### [Assignment]
The records below are to be duplicated exactly as they appear.

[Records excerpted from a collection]

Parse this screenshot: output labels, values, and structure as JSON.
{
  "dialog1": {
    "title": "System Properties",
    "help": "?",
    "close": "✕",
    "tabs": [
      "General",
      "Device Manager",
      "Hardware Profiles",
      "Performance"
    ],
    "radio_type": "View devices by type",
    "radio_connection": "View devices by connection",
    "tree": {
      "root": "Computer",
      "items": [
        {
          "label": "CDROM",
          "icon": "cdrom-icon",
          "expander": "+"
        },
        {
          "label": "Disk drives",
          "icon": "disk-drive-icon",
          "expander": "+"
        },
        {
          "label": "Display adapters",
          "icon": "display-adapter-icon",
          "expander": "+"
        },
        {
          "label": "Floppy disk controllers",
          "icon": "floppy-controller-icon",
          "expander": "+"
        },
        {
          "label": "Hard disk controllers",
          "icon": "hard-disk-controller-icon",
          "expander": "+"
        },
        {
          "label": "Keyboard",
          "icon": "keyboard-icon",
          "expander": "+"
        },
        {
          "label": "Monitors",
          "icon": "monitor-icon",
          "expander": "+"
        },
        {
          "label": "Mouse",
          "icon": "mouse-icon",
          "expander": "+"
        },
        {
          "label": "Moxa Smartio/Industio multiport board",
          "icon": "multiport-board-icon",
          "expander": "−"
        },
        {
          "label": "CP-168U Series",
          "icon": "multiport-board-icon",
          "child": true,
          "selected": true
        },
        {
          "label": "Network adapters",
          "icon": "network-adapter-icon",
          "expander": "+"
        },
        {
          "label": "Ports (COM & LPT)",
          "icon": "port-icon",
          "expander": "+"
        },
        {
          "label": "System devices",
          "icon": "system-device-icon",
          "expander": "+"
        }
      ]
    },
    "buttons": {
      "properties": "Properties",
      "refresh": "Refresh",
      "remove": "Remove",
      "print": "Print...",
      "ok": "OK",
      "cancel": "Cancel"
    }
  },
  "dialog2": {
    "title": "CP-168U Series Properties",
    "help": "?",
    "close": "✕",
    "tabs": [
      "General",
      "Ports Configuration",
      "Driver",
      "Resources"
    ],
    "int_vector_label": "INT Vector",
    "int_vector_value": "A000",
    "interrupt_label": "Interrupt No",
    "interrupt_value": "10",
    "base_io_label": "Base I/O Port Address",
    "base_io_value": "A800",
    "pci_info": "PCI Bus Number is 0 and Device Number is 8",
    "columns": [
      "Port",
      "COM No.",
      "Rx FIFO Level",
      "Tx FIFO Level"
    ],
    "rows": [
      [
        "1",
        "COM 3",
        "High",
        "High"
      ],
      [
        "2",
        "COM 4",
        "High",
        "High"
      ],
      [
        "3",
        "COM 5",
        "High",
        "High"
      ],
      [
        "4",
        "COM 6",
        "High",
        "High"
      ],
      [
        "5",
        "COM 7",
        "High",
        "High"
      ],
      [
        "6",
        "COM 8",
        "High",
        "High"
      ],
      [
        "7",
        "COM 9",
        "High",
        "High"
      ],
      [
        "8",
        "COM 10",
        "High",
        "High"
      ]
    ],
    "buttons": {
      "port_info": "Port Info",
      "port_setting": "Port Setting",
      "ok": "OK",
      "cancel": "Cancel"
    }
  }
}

### [Solution to this task]
Parse this screenshot: output labels, values, and structure as JSON.
{
  "dialog1": {
    "title": "System Properties",
    "help": "?",
    "close": "✕",
    "tabs": [
      "General",
      "Device Manager",
      "Hardware Profiles",
      "Performance"
    ],
    "radio_type": "View devices by type",
    "radio_connection": "View devices by connection",
    "tree": {
      "root": "Computer",
      "items": [
        {
          "label": "CDROM",
          "icon": "cdrom-icon",
          "expander": "+"
        },
        {
          "label": "Disk drives",
          "icon": "disk-drive-icon",
          "expander": "+"
        },
        {
          "label": "Display adapters",
          "icon": "display-adapter-icon",
          "expander": "+"
        },
        {
          "label": "Floppy disk controllers",
          "icon": "floppy-controller-icon",
          "expander": "+"
        },
        {
          "label": "Hard disk controllers",
          "icon": "hard-disk-controller-icon",
          "expander": "+"
        },
        {
          "label": "Keyboard",
          "icon": "keyboard-icon",
          "expander": "+"
        },
        {
          "label": "Monitors",
          "icon": "monitor-icon",
          "expander": "+"
        },
        {
          "label": "Mouse",
          "icon": "mouse-icon",
          "expander": "+"
        },
        {
          "label": "Moxa Smartio/Industio multiport board",
          "icon": "multiport-board-icon",
          "expander": "−"
        },
        {
          "label": "CP-168U Series",
          "icon": "multiport-board-icon",
          "child": true,
          "selected": true
        },
        {
          "label": "Network adapters",
          "icon": "network-adapter-icon",
          "expander": "+"
        },
        {
          "label": "Ports (COM & LPT)",
          "icon": "port-icon",
          "expander": "+"
        },
        {
          "label": "System devices",
          "icon": "system-device-icon",
          "expander": "+"
        }
      ]
    },
    "buttons": {
      "properties": "Properties",
      "refresh": "Refresh",
      "remove": "Remove",
      "print": "Print...",
      "ok": "OK",
      "cancel": "Cancel"
    }
  },
  "dialog2": {
    "title": "CP-168U Series Properties",
    "help": "?",
    "close": "✕",
    "tabs": [
      "General",
      "Ports Configuration",
      "Driver",
      "Resources"
    ],
    "int_vector_label": "INT Vector",
    "int_vector_value": "A000",
    "interrupt_label": "Interrupt No",
    "interrupt_value": "10",
    "base_io_label": "Base I/O Port Address",
    "base_io_value": "A800",
    "pci_info": "PCI Bus Number is 0 and Device Number is 8",
    "columns": [
      "Port",
      "COM No.",
      "Rx FIFO Level",
      "Tx FIFO Level"
    ],
    "rows": [
      [
        "1",
        "COM 3",
        "High",
        "High"
      ],
      [
        "2",
        "COM 4",
        "High",
        "High"
      ],
      [
        "3",
        "COM 5",
        "High",
        "High"
      ],
      [
        "4",
        "COM 6",
        "High",
        "High"
      ],
      [
        "5",
        "COM 7",
        "High",
        "High"
      ],
      [
        "6",
        "COM 8",
        "High",
        "High"
      ],
      [
        "7",
        "COM 9",
        "High",
        "High"
      ],
      [
        "8",
        "COM 10",
        "High",
        "High"
      ]
    ],
    "buttons": {
      "port_info": "Port Info",
      "port_setting": "Port Setting",
      "ok": "OK",
      "cancel": "Cancel"
    }
  }
}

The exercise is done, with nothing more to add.